Locating the source of static or buzzing on your VoIP phones.
Solve VoIP static step by step.
Follow these step by step instructions for finding the source of static on your VoIP phone line.
Typically static or buzz on a phone line comes from a faulty device, a bad connection or an introduction of voltage. Finding it is a process of isolation and testing. Typical VoIP installations include distributing the VoIP connection throughout the premise. The VoIP lines should be their own island where outside introductory voltages should not be allowed to enter into that island.
Step 1 in locating the source of phone static.
Working inward VoIP systems start with an Internet connection device. This would be the cable modem or DSL modem in most residential or very small business locations.
- Limiting as much equipment as possible connect one corded phone directly to the ATA's VoIP line that has static. Make certain nothing else is connected. Make a test call.
- Replace phone and re-test. If no static: the previous phone is the problem.
- Check the ATA's DC power supply. Make sure the power supply is the correct one for the ATA. If it is not then replace it. If it is then most likely the ATA is bad. If you have two phone lines on the ATA and one is good and the other has static, then it is the ATA. If the other phone line is not active, you could have your VoIP provider make line 2 as the only active line and check if that line is OK.
- Proceed to step 2.
Step 2 in locating the source of phone static.

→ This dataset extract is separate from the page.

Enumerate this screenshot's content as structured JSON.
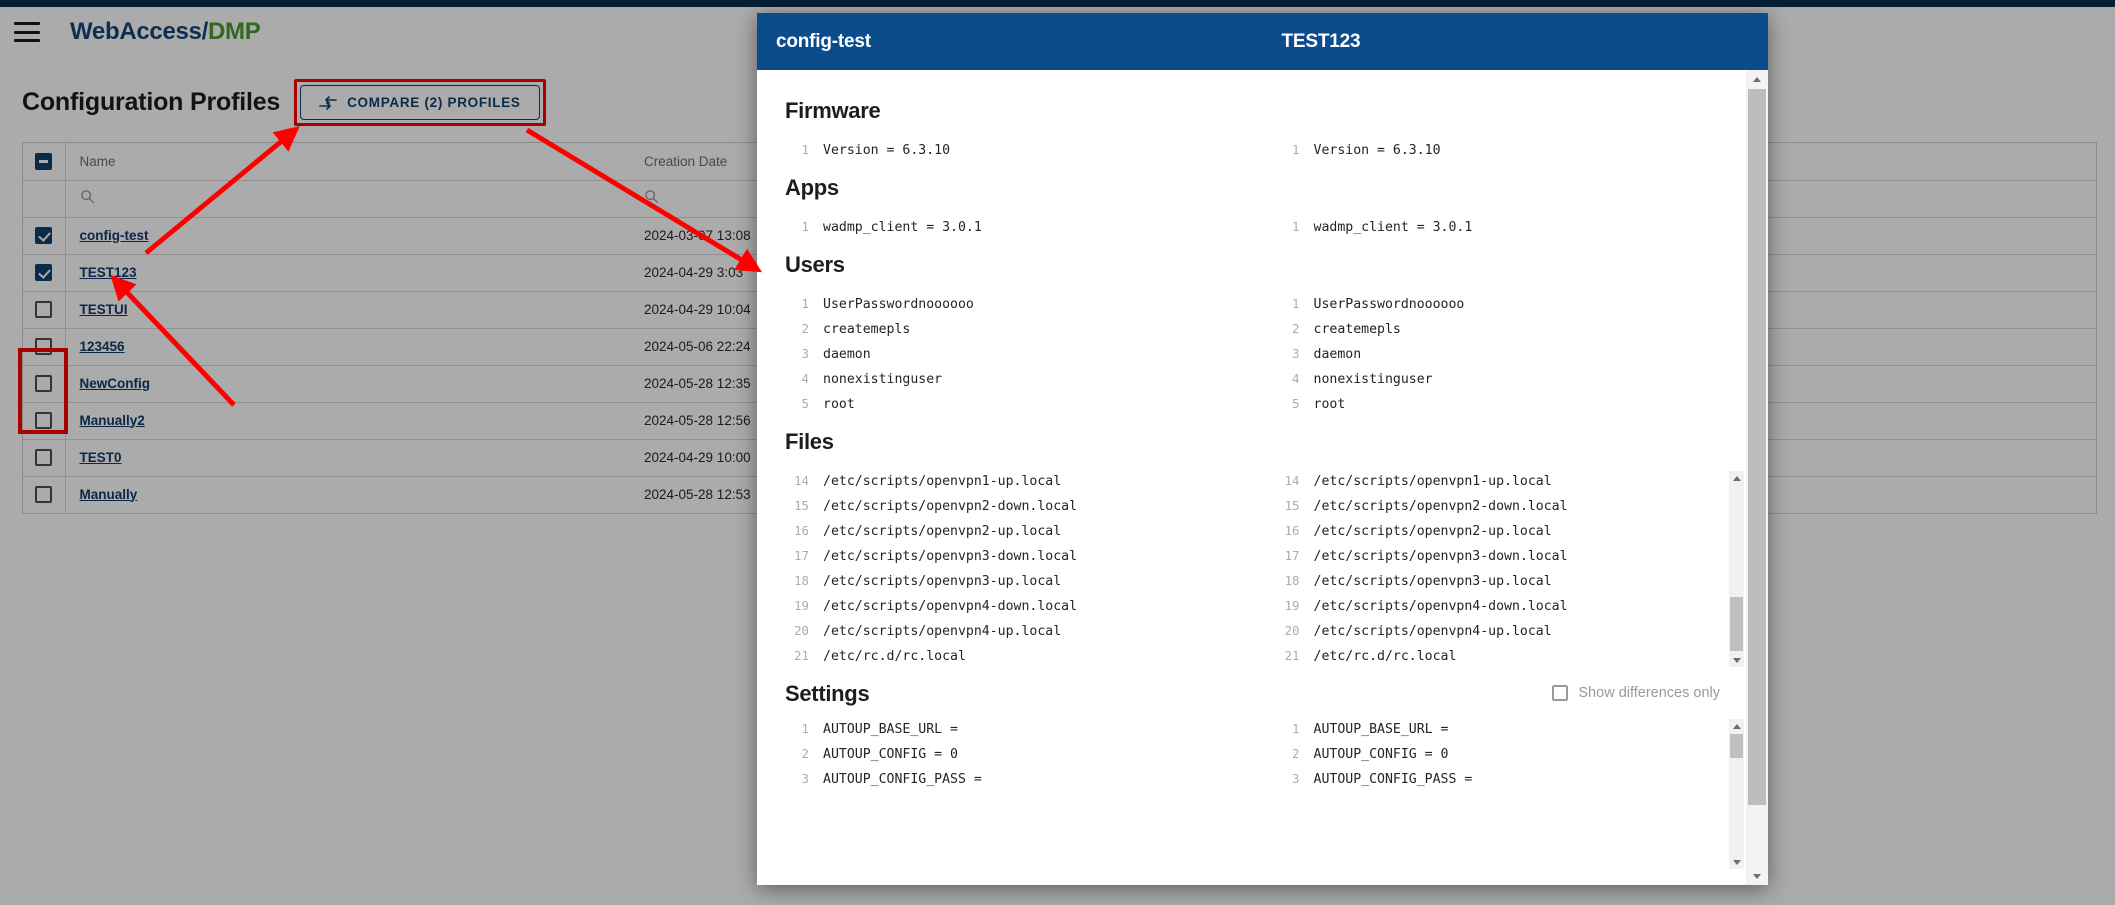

Having made a call on the VoIP line that has static and found that it was good, it has been determined that the source of the static is most likely residing inside the premise. The following steps (instructions) should be taken next to find the source of phone static.
- Make sure the previous bell phone provider's service is not connected at the premise demarc, as voltage could be introduced into your phone wiring. Disconnect the phone line connections coming from the street.
- Disconnect all phones (cordless and corded), alarms, tivos and any other devices that might be connected to the phone line circuit. It's best to do this at the wall jack, as there could be splitters in between the phone and wall.
- Make a test call by connecting the good test phone into one of the premise's wall jacks.
If there is static, try another wall jack. If that has static as well, there could be an introduction of voltage on the phone premise circuit.
If no static:
- Proceed to step 3.
Step 3 in locating the source of phone static.
The next phase of testing to find the source of static is step by step procedure that will go quickly.
- Starting with corded phones, plug one phone at a time into a wall jack making a test call after each connection. *If the problem location is found (static or buzz on a call) take the extra step of placing another phone with another phone cord at that same location and retesting. Remove any splitters. In doing these final steps you will isolate the problem to the exact device, whether it be the jack, splitter, phone line or phone.
- Connect any cordless phones, one by one, making a test call after each one. If the static call happens, proceed with the same *additional steps.
- Reconnect the additional devices one by one and test after each one until the problem device is found. If the static was constant it should be easily recognized.